-- Entries supplied follows --
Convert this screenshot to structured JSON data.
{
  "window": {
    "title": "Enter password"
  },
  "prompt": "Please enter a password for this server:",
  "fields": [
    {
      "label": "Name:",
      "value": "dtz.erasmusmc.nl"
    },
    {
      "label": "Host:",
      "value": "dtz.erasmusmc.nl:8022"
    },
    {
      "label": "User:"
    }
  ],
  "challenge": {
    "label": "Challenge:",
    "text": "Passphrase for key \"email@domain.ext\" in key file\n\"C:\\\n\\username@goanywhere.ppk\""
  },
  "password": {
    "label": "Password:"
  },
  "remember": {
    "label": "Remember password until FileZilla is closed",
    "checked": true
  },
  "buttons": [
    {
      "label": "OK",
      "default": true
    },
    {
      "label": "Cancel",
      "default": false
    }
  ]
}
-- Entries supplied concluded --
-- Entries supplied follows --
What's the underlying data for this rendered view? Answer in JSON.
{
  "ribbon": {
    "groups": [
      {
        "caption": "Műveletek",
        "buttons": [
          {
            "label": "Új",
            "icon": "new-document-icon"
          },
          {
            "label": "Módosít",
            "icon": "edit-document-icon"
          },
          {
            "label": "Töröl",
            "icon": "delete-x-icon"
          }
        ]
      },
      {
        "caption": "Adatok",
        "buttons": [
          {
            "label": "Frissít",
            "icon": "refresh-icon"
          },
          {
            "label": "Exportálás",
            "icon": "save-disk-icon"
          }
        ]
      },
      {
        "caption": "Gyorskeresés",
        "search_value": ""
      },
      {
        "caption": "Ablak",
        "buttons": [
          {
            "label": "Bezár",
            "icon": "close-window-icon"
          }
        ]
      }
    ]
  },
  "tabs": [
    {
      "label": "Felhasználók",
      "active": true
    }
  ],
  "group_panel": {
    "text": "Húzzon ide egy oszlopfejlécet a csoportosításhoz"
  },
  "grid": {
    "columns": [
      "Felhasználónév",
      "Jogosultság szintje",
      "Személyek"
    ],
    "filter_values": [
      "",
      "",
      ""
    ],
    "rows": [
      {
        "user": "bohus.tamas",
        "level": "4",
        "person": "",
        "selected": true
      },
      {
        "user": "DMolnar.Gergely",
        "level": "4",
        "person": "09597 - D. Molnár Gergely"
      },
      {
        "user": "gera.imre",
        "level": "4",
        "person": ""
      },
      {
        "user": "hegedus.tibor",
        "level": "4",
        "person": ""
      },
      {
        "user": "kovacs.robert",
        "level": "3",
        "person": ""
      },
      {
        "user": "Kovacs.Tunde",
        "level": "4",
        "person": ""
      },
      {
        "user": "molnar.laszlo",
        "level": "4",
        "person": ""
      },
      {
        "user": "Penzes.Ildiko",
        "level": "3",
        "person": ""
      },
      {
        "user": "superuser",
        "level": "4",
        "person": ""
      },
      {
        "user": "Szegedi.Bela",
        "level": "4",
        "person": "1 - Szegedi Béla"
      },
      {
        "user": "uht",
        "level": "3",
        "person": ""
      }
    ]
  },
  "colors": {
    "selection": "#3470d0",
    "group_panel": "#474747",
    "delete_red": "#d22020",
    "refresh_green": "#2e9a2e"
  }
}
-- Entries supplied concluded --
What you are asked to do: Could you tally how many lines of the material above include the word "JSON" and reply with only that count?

Response area: 2